▸ **Provided records**:
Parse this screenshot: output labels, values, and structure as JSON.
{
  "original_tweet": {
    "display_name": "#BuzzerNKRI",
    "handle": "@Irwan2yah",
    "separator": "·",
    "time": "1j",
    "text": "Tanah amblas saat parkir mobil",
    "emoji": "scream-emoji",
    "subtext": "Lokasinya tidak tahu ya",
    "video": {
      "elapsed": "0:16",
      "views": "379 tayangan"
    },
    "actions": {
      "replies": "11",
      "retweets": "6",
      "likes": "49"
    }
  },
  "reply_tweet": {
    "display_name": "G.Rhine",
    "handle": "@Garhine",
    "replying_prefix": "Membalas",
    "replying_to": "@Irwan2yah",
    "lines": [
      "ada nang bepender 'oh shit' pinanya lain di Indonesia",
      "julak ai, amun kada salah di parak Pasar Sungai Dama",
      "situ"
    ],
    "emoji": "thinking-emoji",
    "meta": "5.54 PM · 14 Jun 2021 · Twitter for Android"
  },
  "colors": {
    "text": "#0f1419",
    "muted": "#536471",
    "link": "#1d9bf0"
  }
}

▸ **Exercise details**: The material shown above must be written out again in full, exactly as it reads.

▸ **Result for this task**:
Parse this screenshot: output labels, values, and structure as JSON.
{
  "original_tweet": {
    "display_name": "#BuzzerNKRI",
    "handle": "@Irwan2yah",
    "separator": "·",
    "time": "1j",
    "text": "Tanah amblas saat parkir mobil",
    "emoji": "scream-emoji",
    "subtext": "Lokasinya tidak tahu ya",
    "video": {
      "elapsed": "0:16",
      "views": "379 tayangan"
    },
    "actions": {
      "replies": "11",
      "retweets": "6",
      "likes": "49"
    }
  },
  "reply_tweet": {
    "display_name": "G.Rhine",
    "handle": "@Garhine",
    "replying_prefix": "Membalas",
    "replying_to": "@Irwan2yah",
    "lines": [
      "ada nang bepender 'oh shit' pinanya lain di Indonesia",
      "julak ai, amun kada salah di parak Pasar Sungai Dama",
      "situ"
    ],
    "emoji": "thinking-emoji",
    "meta": "5.54 PM · 14 Jun 2021 · Twitter for Android"
  },
  "colors": {
    "text": "#0f1419",
    "muted": "#536471",
    "link": "#1d9bf0"
  }
}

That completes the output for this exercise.